Reminder: Don’t forget to also test for magnesium when considering calcium. The ideal ratio is 3 parts Mg2+ : 1 parts Ca2+, this will ensure calcium is kept available and will prevent carbonate hardness (KH) from being depleted.
If your tank only has a low calcium demand, then simply changing your tank water regularly can help to boost calcium levels. It is vital to test your calcium levels before using any calcium supplement products to ensure you are not overdosing your tank. However, continuous dosing is often required if you have lots of hard corals or other organisms that take-up calcium. Here are some products that we recommend to effectively and safely increase calcium levels:
Seachem Reef Kalkwasser™
This product is very popular among aquarists, and for good reason. It’s straightforward, effective, readily available and relatively inexpensive. To use, simply add the powder to water and shake. Once the cloudy mixture has settled you can then use the clear liquid in your tank. Be careful not to add to your tank in large quantities though as this will raise your pH rapidly to excessively high levels. You might also need to add a buffer occasionally over time, as Kalkwasser lowers the alkalinity in your tank.
NOTE: Kalkwasser is caustic (corrosive), so be careful not to inhale the dust.
Calcium Chloride And Buffer
Calcium chloride with a buffer was probably the first method used for maintaining calcium levels by aquarists. This method is a simple and easy way to maintain calcium levels for a small system and does not consume lots of calcium. It is widely available and inexpensive.
Balanced Liquid Supplements
Products like the Seachem Reef Advantage Calcium™ are a great ionic calcium option, which overcomes the problems in maintaining both calcium and alkalinity. The Reef Advantage Calcium™ also includes magnesium and strontium, meaning this will not affect your pH or deplete magnesium levels. These balanced formulas are easy to use and with the addition of dosing pumps the liquid compounds can be automatically administered. This method is the most expensive method but has become very popular.
Using a calcium reactor automates the calcium supplementation process, making this a very sophisticated method. When used appropriately, this approach is a very reliable way of controlling calcium levels inside your tank system. It works by pumping CO2 at a fixed rate into a chamber filled with a calcareous medium. The CO2 lowers the pH within the chamber to an acidic level, dissolving the calcium in the water as well as the other minerals and trace elements needed for coral growth. There are relatively few issues with calcium reactors once you have made a few adjustments. These reactors can initially be expensive, but worth it in the long-term. Coralife’s CA+ Calcium Reactor is a good option.

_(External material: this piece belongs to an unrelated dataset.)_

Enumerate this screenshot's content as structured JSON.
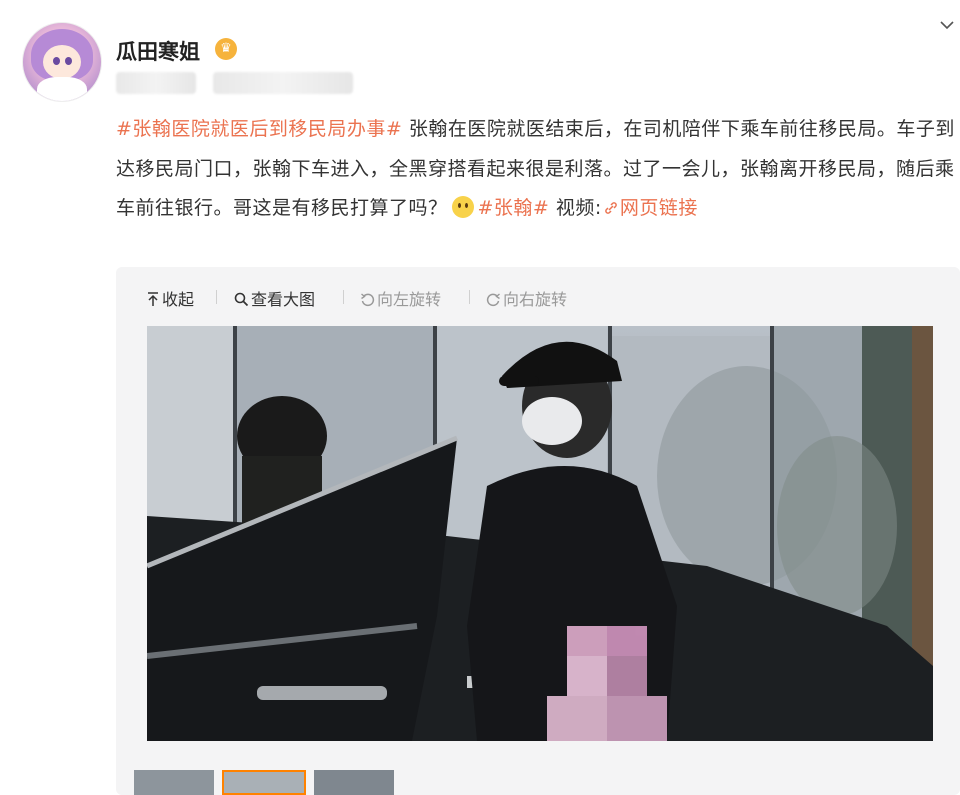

Ideal Water Conditions For Good Coral Growth
Calcium level: 400 – 450 mg/l
Alkalinity: 7 – 10 dKH
Magnesium: 1200 – 1300 ppm
Salinity: 35 – 36 ppt
Understanding and implementing proper calcium and alkalinity supplementation may seem difficult at first, but with proper testing and patience, keeping these compounds at their proper levels will become quite simple. If you need any further help or advice, you are welcome to contact us via our website here, or find us on Facebook, Twitter and Instagram!